Task statement - Even if the data beneath seems repetitive, write it all out again exactly.

Website and app data records:
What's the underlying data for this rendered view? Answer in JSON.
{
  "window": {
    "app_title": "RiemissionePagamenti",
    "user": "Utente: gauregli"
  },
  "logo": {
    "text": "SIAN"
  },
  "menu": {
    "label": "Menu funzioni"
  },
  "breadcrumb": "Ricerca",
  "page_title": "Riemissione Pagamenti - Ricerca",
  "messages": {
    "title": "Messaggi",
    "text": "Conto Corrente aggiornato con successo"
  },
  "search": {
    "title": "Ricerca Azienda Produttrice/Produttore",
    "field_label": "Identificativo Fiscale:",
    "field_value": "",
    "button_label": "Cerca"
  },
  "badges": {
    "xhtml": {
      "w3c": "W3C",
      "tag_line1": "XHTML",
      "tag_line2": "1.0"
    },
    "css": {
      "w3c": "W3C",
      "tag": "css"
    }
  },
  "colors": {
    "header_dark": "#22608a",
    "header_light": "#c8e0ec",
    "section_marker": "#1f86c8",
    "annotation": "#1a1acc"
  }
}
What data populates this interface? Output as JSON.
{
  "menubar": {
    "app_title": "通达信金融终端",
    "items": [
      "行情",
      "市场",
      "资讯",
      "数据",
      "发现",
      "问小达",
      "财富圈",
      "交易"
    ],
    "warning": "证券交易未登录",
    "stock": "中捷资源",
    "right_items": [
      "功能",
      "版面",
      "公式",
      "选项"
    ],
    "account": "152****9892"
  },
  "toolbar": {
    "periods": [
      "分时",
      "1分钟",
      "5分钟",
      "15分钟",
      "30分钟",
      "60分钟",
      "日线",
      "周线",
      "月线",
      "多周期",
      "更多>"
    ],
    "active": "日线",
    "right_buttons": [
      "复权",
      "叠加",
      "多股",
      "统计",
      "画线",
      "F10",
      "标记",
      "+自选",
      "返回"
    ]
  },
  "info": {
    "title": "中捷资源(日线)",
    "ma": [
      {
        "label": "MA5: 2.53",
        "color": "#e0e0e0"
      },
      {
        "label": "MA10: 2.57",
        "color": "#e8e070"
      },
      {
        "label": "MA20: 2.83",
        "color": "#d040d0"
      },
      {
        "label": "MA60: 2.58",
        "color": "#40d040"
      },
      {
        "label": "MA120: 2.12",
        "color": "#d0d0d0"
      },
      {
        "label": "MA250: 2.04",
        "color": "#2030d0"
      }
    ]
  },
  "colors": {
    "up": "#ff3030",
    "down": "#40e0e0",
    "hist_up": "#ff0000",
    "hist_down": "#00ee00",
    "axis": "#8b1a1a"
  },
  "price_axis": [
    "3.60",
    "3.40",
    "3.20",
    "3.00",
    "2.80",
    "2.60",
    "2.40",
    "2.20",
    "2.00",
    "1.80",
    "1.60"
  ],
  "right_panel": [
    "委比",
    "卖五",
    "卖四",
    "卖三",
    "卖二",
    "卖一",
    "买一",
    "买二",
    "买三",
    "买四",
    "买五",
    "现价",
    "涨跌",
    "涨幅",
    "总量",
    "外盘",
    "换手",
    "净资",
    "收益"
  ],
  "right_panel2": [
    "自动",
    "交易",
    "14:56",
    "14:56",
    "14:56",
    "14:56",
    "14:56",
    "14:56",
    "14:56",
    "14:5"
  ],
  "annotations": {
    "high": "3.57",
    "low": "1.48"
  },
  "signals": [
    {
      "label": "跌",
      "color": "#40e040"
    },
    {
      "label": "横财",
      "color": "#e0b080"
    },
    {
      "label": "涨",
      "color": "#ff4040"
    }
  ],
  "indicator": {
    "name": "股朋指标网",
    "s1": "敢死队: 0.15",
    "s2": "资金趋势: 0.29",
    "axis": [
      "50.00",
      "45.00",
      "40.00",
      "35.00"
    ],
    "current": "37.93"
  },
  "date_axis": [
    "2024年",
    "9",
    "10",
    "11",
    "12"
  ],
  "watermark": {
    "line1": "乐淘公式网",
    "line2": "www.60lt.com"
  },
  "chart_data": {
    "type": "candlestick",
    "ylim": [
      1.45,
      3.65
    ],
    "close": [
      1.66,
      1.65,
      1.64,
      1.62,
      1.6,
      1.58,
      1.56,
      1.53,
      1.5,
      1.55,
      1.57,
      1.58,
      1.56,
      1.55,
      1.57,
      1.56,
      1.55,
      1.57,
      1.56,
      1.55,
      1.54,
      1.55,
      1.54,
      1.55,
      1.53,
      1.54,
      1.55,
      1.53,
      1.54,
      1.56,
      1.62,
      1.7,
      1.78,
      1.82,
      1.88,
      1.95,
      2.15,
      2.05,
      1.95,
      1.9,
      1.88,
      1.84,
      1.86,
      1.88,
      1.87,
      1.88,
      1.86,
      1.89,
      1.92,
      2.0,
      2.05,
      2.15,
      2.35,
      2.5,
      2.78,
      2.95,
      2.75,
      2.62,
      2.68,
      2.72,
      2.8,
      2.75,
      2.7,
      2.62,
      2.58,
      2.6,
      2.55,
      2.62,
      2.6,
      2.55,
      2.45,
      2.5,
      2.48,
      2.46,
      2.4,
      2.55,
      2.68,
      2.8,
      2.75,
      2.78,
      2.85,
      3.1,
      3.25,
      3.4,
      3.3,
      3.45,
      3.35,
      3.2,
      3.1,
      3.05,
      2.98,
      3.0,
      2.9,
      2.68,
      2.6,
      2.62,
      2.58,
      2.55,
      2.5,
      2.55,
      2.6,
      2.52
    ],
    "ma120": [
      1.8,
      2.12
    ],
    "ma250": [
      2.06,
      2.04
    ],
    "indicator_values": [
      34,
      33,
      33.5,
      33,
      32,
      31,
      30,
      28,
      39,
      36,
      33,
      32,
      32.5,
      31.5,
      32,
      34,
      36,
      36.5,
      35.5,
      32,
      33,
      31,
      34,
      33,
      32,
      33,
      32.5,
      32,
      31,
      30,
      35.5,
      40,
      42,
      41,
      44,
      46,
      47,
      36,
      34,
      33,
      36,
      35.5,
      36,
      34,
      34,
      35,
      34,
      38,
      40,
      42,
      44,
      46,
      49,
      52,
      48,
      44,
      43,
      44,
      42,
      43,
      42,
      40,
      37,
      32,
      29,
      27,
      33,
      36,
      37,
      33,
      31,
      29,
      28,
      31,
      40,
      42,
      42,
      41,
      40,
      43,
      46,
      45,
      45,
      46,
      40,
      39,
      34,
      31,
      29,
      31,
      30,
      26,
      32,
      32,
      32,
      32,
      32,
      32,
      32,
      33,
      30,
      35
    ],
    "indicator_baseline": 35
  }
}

Reply -
What's the underlying data for this rendered view? Answer in JSON.
{
  "window": {
    "app_title": "RiemissionePagamenti",
    "user": "Utente: gauregli"
  },
  "logo": {
    "text": "SIAN"
  },
  "menu": {
    "label": "Menu funzioni"
  },
  "breadcrumb": "Ricerca",
  "page_title": "Riemissione Pagamenti - Ricerca",
  "messages": {
    "title": "Messaggi",
    "text": "Conto Corrente aggiornato con successo"
  },
  "search": {
    "title": "Ricerca Azienda Produttrice/Produttore",
    "field_label": "Identificativo Fiscale:",
    "field_value": "",
    "button_label": "Cerca"
  },
  "badges": {
    "xhtml": {
      "w3c": "W3C",
      "tag_line1": "XHTML",
      "tag_line2": "1.0"
    },
    "css": {
      "w3c": "W3C",
      "tag": "css"
    }
  },
  "colors": {
    "header_dark": "#22608a",
    "header_light": "#c8e0ec",
    "section_marker": "#1f86c8",
    "annotation": "#1a1acc"
  }
}
What data populates this interface? Output as JSON.
{
  "menubar": {
    "app_title": "通达信金融终端",
    "items": [
      "行情",
      "市场",
      "资讯",
      "数据",
      "发现",
      "问小达",
      "财富圈",
      "交易"
    ],
    "warning": "证券交易未登录",
    "stock": "中捷资源",
    "right_items": [
      "功能",
      "版面",
      "公式",
      "选项"
    ],
    "account": "152****9892"
  },
  "toolbar": {
    "periods": [
      "分时",
      "1分钟",
      "5分钟",
      "15分钟",
      "30分钟",
      "60分钟",
      "日线",
      "周线",
      "月线",
      "多周期",
      "更多>"
    ],
    "active": "日线",
    "right_buttons": [
      "复权",
      "叠加",
      "多股",
      "统计",
      "画线",
      "F10",
      "标记",
      "+自选",
      "返回"
    ]
  },
  "info": {
    "title": "中捷资源(日线)",
    "ma": [
      {
        "label": "MA5: 2.53",
        "color": "#e0e0e0"
      },
      {
        "label": "MA10: 2.57",
        "color": "#e8e070"
      },
      {
        "label": "MA20: 2.83",
        "color": "#d040d0"
      },
      {
        "label": "MA60: 2.58",
        "color": "#40d040"
      },
      {
        "label": "MA120: 2.12",
        "color": "#d0d0d0"
      },
      {
        "label": "MA250: 2.04",
        "color": "#2030d0"
      }
    ]
  },
  "colors": {
    "up": "#ff3030",
    "down": "#40e0e0",
    "hist_up": "#ff0000",
    "hist_down": "#00ee00",
    "axis": "#8b1a1a"
  },
  "price_axis": [
    "3.60",
    "3.40",
    "3.20",
    "3.00",
    "2.80",
    "2.60",
    "2.40",
    "2.20",
    "2.00",
    "1.80",
    "1.60"
  ],
  "right_panel": [
    "委比",
    "卖五",
    "卖四",
    "卖三",
    "卖二",
    "卖一",
    "买一",
    "买二",
    "买三",
    "买四",
    "买五",
    "现价",
    "涨跌",
    "涨幅",
    "总量",
    "外盘",
    "换手",
    "净资",
    "收益"
  ],
  "right_panel2": [
    "自动",
    "交易",
    "14:56",
    "14:56",
    "14:56",
    "14:56",
    "14:56",
    "14:56",
    "14:56",
    "14:5"
  ],
  "annotations": {
    "high": "3.57",
    "low": "1.48"
  },
  "signals": [
    {
      "label": "跌",
      "color": "#40e040"
    },
    {
      "label": "横财",
      "color": "#e0b080"
    },
    {
      "label": "涨",
      "color": "#ff4040"
    }
  ],
  "indicator": {
    "name": "股朋指标网",
    "s1": "敢死队: 0.15",
    "s2": "资金趋势: 0.29",
    "axis": [
      "50.00",
      "45.00",
      "40.00",
      "35.00"
    ],
    "current": "37.93"
  },
  "date_axis": [
    "2024年",
    "9",
    "10",
    "11",
    "12"
  ],
  "watermark": {
    "line1": "乐淘公式网",
    "line2": "www.60lt.com"
  },
  "chart_data": {
    "type": "candlestick",
    "ylim": [
      1.45,
      3.65
    ],
    "close": [
      1.66,
      1.65,
      1.64,
      1.62,
      1.6,
      1.58,
      1.56,
      1.53,
      1.5,
      1.55,
      1.57,
      1.58,
      1.56,
      1.55,
      1.57,
      1.56,
      1.55,
      1.57,
      1.56,
      1.55,
      1.54,
      1.55,
      1.54,
      1.55,
      1.53,
      1.54,
      1.55,
      1.53,
      1.54,
      1.56,
      1.62,
      1.7,
      1.78,
      1.82,
      1.88,
      1.95,
      2.15,
      2.05,
      1.95,
      1.9,
      1.88,
      1.84,
      1.86,
      1.88,
      1.87,
      1.88,
      1.86,
      1.89,
      1.92,
      2.0,
      2.05,
      2.15,
      2.35,
      2.5,
      2.78,
      2.95,
      2.75,
      2.62,
      2.68,
      2.72,
      2.8,
      2.75,
      2.7,
      2.62,
      2.58,
      2.6,
      2.55,
      2.62,
      2.6,
      2.55,
      2.45,
      2.5,
      2.48,
      2.46,
      2.4,
      2.55,
      2.68,
      2.8,
      2.75,
      2.78,
      2.85,
      3.1,
      3.25,
      3.4,
      3.3,
      3.45,
      3.35,
      3.2,
      3.1,
      3.05,
      2.98,
      3.0,
      2.9,
      2.68,
      2.6,
      2.62,
      2.58,
      2.55,
      2.5,
      2.55,
      2.6,
      2.52
    ],
    "ma120": [
      1.8,
      2.12
    ],
    "ma250": [
      2.06,
      2.04
    ],
    "indicator_values": [
      34,
      33,
      33.5,
      33,
      32,
      31,
      30,
      28,
      39,
      36,
      33,
      32,
      32.5,
      31.5,
      32,
      34,
      36,
      36.5,
      35.5,
      32,
      33,
      31,
      34,
      33,
      32,
      33,
      32.5,
      32,
      31,
      30,
      35.5,
      40,
      42,
      41,
      44,
      46,
      47,
      36,
      34,
      33,
      36,
      35.5,
      36,
      34,
      34,
      35,
      34,
      38,
      40,
      42,
      44,
      46,
      49,
      52,
      48,
      44,
      43,
      44,
      42,
      43,
      42,
      40,
      37,
      32,
      29,
      27,
      33,
      36,
      37,
      33,
      31,
      29,
      28,
      31,
      40,
      42,
      42,
      41,
      40,
      43,
      46,
      45,
      45,
      46,
      40,
      39,
      34,
      31,
      29,
      31,
      30,
      26,
      32,
      32,
      32,
      32,
      32,
      32,
      32,
      33,
      30,
      35
    ],
    "indicator_baseline": 35
  }
}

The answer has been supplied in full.